On the night of 12–13 August, I set up the camera on my equatorial mount so that I could track the radiant across the sky for several hours. I then combined the images with meteors into a single image that clearly shows the radiant. The result was pretty good although I’m certain I saw more meteors than the camera was able to capture.
In addition to the meteors, there was a prominent set of waves in the airglow visible low on the horizon. From wikipedia:
Airglow is caused by various processes in the upper atmosphere, such as the recombination of atoms, which were photoionized by the sun during the day, luminescence caused by cosmic rays striking the upper atmosphere and chemiluminescence caused mainly by oxygen and nitrogen reacting with hydroxyl ions at heights of a few hundred kilometres.
Here is a short time-lapse video of the multitude of waves present in the airglow that evening. (A higher quality version of the video can be found here.)
The following night also had meteors but at probably half the hourly rate as the previous evening. Once again I mounted the camera on the equatorial mount but this time I pointed the camera towards the southwest and aligned it with the Milky Way. I managed to capture two very bright meteors as they streaked from overhead down towards the horizon.
The last time the Perseids peaked at about the same time as the new moon was in 2007. In August 2018, the moon will be only 4% illuminated providing another dark sky opportunity.
With a very clear night and the moon rise not expected for several hours, I set up the iOptron SkyTracker to capture images of the Milky Way and Cathedral Rock in Sedona.
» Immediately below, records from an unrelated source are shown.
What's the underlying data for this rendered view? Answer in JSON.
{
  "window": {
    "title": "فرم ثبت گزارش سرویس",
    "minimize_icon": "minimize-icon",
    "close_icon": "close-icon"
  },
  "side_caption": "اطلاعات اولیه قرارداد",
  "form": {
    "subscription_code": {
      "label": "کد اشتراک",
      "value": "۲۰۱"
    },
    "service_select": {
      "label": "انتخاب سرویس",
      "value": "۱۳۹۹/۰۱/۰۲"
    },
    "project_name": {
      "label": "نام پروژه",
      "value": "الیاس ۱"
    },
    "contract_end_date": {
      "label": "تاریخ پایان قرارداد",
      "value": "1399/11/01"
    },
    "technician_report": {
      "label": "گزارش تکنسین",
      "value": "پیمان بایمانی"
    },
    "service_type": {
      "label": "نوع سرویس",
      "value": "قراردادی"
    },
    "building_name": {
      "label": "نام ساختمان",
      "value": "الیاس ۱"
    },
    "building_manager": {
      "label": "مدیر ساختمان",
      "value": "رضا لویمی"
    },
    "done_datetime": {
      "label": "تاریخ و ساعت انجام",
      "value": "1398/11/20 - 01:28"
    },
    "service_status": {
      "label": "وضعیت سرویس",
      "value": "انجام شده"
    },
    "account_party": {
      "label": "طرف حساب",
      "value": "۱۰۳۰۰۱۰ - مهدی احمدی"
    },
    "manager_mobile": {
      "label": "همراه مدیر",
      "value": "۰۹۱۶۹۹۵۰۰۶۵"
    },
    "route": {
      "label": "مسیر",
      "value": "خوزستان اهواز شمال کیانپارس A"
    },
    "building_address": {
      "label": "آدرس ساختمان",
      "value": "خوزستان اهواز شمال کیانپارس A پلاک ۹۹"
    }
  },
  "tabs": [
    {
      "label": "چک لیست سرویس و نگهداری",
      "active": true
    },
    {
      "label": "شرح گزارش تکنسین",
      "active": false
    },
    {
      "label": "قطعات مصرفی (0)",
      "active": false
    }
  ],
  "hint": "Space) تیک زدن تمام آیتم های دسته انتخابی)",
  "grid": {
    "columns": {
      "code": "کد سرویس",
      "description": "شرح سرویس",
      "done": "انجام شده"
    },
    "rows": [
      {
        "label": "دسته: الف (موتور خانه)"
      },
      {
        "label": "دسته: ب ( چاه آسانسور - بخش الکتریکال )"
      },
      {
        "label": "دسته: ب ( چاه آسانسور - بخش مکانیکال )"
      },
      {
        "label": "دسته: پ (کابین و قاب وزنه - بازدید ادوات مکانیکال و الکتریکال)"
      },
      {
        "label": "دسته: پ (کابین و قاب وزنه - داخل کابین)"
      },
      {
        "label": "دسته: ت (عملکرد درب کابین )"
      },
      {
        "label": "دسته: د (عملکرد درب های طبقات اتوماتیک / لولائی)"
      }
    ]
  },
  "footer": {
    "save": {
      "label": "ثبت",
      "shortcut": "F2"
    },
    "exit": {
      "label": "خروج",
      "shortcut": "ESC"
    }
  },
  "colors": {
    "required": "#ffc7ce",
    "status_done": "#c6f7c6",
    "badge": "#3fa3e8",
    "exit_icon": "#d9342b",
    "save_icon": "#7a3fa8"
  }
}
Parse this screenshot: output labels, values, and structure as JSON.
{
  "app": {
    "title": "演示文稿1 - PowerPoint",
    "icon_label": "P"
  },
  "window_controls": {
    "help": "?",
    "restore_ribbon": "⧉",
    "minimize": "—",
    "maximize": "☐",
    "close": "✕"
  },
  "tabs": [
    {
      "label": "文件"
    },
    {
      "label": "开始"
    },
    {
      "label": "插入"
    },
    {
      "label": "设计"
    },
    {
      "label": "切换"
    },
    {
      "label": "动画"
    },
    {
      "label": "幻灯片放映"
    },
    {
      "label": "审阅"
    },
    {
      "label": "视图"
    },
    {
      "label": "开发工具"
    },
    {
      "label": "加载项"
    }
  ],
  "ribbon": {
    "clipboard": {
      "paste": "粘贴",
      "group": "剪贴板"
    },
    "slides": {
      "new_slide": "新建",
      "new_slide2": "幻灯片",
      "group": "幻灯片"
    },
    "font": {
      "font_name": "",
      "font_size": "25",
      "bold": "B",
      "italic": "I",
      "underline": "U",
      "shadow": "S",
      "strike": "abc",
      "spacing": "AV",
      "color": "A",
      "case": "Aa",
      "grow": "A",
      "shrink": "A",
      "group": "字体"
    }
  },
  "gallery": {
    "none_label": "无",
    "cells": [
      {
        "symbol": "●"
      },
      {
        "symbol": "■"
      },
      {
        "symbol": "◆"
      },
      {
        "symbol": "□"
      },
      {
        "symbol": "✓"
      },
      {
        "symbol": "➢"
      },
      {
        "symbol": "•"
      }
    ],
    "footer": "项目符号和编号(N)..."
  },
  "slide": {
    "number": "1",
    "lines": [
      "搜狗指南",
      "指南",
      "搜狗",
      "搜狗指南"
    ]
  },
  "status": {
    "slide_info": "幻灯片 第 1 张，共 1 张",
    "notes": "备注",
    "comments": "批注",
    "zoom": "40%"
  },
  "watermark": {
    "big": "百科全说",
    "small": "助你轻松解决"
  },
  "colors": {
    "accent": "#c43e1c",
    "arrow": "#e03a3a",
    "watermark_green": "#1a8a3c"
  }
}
The star image was 4 minutes in length and shot at ISO 1600. The SkyTracker works well enough that the stars still appear as points with this long-exposure image. A second image was then taken using the same exposure settings but with the tracker turned off in order to get a sharp foreground.
Taking the images was easy. So was the post processing. It turned out that combining and blending the two images was harder than I thought. But the result was worth it.
With the moon well past full combined with very clear and dark skies it was time again to do some night sky astrophotography. On an earlier outing, I had taken a few “exploratory” images of potential targets. It was now time to take some longer exposures.
My first target was Rho Ophiuchi cloud complex, a dark nebula of gas and dust that is close to the star ρ Ophiuchi of the constellation Ophiuchus (and located adjacent to the better known constellation Scorpius).
My tools for the night were a Nikon D700 DSLR (fairly old camera technology by today’s standards), a Nikon 85mm f/1.8 lens (a short telephoto lens that works well for astrophotography), a tripod, and an iOptron SkyTracker equatorial mount for tracking the stars on long exposures.
I took 10 exposures each of 4-minutes duration and then stacked them using the (free) Deep Sky Stacker application. The resulting image was post processed in Photoshop CS6 using Astronomy Tools v1.6.
The result isn’t bad considering I’m still pretty much an amateur at this astrophotography thing. For comparison, check out this amazing version of the Rho Ophiuchi cloud complex at the APOD site.
The next night was almost as clear so I returned again to my viewing location near Mormon Lake. This time, I used an ultra-wide angle lens (16mm). Here you can see the Milky Way rising in the east with Saturn in Scorpio and visible in the center right part of the image. The Rho Ophiuchi cloud complex is also visible to the right of the Milky Way. The glow in the lower right is from the city of Phoenix—located over 150 kilometers to the south.
While capturing these images I was treated to the yipping of coyotes, hooting of owls, and could hear a small herd of elk grazing in a nearby meadow.